*Task description:* Gather each line in the entries that includes the string "heading".

*Exercise input:*
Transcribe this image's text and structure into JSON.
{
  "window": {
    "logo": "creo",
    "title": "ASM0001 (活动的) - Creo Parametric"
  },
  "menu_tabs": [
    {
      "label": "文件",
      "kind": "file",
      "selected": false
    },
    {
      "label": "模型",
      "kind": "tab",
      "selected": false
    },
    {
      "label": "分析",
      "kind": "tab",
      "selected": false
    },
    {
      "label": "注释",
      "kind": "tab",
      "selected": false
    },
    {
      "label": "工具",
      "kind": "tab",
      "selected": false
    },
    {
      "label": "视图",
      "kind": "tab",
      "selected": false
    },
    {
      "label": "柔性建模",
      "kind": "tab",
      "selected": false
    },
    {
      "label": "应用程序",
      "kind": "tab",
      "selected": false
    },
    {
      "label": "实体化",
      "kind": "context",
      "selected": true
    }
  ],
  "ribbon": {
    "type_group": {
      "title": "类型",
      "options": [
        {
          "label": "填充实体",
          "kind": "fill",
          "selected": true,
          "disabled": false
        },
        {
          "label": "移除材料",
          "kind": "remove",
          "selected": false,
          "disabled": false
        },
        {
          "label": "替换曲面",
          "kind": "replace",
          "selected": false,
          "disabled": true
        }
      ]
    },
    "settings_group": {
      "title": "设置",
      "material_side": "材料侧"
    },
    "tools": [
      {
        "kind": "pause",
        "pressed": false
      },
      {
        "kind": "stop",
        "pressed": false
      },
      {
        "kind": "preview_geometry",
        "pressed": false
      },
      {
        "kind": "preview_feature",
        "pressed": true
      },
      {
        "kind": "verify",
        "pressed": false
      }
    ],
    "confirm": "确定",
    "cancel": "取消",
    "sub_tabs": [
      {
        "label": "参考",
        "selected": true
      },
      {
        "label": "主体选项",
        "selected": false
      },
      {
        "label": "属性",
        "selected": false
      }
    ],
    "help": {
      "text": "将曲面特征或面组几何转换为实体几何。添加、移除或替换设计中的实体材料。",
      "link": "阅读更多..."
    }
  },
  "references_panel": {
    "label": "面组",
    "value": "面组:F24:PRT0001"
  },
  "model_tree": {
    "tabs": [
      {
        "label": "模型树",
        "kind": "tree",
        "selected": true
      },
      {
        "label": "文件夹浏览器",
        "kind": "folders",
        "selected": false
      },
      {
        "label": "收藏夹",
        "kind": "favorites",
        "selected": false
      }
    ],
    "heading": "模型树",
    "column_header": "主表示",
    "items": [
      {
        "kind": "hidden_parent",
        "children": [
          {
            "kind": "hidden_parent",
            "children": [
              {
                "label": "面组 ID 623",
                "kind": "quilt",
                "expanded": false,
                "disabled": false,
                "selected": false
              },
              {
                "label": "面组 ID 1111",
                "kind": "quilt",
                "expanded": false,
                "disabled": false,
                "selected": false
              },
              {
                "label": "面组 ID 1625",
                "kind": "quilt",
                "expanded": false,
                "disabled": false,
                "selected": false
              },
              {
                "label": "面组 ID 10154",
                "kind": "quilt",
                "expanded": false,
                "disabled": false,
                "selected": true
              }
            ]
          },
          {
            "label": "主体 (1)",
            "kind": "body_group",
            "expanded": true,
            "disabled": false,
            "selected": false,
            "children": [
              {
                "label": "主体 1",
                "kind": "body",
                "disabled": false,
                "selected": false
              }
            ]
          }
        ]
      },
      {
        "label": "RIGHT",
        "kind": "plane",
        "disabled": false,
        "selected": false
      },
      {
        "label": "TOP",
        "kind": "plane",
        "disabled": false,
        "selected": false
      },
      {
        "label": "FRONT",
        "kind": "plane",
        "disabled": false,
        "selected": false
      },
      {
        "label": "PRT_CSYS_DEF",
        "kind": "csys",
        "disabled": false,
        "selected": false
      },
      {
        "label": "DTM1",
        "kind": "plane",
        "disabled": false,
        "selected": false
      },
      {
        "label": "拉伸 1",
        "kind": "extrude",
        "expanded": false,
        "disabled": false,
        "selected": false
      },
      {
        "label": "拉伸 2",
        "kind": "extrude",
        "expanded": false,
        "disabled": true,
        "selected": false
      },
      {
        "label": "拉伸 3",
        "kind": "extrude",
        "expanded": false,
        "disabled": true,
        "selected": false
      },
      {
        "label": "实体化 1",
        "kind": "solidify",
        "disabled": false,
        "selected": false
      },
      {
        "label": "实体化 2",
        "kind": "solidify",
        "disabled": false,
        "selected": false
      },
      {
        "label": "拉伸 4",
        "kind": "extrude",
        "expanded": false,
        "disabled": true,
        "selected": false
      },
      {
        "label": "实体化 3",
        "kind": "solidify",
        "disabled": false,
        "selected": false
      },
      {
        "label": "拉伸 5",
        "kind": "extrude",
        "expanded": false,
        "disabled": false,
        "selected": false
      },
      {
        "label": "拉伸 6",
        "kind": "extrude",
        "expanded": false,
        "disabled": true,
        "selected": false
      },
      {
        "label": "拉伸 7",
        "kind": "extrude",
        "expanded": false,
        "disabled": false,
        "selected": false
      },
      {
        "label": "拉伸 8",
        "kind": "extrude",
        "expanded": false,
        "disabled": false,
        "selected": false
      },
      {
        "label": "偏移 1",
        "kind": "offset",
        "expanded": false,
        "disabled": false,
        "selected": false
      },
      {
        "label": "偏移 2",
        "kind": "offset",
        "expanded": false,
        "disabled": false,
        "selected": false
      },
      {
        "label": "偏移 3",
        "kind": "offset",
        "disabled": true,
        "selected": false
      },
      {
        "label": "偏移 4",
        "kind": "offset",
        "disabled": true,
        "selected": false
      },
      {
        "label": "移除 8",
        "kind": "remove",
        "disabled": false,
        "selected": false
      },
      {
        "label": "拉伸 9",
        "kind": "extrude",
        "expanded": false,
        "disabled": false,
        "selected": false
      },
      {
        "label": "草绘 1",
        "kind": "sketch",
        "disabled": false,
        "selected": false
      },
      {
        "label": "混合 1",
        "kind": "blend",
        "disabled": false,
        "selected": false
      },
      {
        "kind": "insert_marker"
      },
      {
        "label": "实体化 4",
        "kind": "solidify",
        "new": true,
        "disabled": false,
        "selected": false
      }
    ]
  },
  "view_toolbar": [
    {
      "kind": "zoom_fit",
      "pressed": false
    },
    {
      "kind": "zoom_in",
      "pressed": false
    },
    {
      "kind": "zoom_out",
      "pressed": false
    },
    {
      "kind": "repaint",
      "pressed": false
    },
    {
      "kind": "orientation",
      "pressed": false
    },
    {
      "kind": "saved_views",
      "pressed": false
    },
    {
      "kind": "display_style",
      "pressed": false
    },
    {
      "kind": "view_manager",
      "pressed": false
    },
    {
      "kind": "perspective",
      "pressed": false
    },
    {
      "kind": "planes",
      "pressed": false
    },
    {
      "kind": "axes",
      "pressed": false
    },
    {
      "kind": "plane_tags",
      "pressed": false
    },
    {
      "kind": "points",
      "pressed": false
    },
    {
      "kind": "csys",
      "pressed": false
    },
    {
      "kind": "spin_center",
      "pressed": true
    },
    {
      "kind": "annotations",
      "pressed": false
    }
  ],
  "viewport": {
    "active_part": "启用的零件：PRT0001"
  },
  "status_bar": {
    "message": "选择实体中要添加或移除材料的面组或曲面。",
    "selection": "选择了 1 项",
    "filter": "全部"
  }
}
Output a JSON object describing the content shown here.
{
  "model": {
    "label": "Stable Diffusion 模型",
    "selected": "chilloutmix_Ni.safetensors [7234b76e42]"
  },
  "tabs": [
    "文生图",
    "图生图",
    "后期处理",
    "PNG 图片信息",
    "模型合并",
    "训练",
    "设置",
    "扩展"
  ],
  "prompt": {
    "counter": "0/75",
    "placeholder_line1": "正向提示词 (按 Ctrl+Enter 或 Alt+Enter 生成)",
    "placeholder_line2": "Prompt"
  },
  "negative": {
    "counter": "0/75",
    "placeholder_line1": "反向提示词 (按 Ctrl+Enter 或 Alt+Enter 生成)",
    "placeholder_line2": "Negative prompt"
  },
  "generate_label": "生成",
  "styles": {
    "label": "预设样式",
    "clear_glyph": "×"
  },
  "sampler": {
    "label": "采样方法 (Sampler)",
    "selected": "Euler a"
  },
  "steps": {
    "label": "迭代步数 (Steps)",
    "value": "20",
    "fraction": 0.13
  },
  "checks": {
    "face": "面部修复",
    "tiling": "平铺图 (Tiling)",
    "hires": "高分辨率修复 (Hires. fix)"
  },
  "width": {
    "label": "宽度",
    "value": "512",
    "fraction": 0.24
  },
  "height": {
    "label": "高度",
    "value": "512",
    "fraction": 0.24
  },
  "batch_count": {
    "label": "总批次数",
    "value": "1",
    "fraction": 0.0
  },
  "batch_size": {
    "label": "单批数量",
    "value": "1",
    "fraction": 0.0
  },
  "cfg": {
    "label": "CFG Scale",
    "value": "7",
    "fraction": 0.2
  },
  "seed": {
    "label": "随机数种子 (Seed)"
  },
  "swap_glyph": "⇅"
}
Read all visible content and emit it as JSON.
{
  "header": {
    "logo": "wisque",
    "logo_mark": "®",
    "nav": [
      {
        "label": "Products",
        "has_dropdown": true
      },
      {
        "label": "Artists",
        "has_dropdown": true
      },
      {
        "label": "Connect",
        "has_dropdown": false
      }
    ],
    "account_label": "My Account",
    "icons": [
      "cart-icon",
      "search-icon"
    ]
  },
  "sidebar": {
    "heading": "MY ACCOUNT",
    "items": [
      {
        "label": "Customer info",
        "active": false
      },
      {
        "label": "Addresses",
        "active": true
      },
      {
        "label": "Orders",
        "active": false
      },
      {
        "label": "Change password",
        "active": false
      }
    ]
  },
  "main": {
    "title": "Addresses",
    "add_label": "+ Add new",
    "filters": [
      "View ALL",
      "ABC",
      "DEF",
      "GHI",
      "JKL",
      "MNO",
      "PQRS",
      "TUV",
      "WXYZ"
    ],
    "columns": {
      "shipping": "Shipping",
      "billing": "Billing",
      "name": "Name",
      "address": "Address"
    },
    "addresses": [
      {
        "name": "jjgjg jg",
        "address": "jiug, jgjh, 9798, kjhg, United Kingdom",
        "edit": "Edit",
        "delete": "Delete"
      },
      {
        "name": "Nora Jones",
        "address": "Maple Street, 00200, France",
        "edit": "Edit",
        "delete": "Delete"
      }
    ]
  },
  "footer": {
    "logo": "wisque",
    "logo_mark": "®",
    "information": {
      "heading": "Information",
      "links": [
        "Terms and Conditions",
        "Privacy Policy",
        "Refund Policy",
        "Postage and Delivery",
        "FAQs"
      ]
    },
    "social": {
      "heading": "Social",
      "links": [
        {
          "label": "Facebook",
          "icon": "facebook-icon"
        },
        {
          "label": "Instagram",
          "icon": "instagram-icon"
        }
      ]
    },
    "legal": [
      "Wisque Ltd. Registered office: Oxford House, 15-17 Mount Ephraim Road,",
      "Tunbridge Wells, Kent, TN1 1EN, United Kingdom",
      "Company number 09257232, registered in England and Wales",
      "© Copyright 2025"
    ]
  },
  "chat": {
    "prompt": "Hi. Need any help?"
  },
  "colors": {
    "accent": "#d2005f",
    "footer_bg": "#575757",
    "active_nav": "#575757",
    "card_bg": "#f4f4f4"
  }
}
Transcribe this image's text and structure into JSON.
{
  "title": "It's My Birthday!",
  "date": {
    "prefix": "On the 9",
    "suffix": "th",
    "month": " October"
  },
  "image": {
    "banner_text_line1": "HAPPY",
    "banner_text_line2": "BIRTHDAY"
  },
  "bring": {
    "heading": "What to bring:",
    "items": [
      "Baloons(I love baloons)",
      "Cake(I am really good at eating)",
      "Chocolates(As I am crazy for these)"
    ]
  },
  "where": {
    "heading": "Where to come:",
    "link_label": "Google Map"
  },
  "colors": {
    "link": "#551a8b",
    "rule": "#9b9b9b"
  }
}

*Result:*
    "heading": "模型树",
    "heading": "MY ACCOUNT",
      "heading": "Information",
      "heading": "Social",
    "heading": "What to bring:",
    "heading": "Where to come:",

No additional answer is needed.